◆ **Exercise details**: Go over these records and count the lines with the string "JSON" in them; the count is all that should be returned.

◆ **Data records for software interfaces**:
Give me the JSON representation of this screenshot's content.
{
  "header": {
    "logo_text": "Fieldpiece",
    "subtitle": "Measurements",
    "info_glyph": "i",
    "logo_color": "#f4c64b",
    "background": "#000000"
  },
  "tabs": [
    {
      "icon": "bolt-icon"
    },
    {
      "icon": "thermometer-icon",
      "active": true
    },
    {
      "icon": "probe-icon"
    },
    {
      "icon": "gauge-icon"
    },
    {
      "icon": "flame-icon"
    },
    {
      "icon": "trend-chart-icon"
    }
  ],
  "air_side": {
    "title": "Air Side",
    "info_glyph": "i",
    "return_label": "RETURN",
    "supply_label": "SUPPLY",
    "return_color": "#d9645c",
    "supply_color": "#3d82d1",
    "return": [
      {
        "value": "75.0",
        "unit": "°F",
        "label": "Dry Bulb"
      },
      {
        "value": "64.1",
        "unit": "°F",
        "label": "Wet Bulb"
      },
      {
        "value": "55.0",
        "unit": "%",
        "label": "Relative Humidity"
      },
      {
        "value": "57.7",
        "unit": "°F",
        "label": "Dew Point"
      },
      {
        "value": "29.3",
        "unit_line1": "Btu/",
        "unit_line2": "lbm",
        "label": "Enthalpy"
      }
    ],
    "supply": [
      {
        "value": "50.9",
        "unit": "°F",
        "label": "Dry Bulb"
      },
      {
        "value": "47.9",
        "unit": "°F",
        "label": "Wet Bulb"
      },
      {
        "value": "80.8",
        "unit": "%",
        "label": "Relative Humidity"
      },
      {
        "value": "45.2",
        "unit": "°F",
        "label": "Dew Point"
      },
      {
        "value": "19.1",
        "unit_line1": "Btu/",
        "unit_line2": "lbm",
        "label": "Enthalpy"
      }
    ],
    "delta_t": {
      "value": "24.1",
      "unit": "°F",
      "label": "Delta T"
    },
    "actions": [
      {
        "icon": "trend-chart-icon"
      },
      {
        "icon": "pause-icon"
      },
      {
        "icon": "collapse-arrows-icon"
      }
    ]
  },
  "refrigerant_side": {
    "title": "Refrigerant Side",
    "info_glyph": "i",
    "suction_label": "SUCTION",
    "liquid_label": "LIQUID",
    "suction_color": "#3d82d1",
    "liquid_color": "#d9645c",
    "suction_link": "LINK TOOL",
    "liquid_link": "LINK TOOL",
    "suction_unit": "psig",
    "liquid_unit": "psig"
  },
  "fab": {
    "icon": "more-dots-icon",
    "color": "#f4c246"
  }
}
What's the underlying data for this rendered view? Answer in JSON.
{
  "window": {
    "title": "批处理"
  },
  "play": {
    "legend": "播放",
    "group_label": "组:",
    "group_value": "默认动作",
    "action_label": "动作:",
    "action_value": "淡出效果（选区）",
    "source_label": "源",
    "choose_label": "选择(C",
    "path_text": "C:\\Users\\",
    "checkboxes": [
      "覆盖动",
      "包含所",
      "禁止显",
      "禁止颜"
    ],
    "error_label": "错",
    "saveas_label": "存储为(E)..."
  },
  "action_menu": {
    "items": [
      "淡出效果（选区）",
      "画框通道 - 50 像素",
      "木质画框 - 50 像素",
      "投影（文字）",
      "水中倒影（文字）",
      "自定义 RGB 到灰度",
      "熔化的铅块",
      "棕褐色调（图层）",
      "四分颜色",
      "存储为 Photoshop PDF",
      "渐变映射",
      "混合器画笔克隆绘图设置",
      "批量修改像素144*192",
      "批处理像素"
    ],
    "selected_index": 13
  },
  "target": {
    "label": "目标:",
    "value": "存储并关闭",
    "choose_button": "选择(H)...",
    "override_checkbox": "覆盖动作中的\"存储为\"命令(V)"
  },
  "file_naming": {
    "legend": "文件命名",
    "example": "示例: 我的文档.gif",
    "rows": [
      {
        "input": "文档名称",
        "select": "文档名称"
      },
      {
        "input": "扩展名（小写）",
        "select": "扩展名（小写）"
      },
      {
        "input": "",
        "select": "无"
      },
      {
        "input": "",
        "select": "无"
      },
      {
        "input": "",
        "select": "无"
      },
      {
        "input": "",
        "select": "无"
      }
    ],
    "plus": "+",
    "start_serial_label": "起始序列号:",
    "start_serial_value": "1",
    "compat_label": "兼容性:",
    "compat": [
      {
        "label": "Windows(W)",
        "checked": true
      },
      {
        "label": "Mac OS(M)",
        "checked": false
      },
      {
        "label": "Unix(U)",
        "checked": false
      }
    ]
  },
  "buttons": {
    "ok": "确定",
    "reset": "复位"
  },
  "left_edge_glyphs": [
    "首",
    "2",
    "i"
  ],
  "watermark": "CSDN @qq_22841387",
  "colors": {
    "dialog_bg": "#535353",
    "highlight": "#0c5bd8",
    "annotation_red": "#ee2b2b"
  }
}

◆ **Your solution**: 2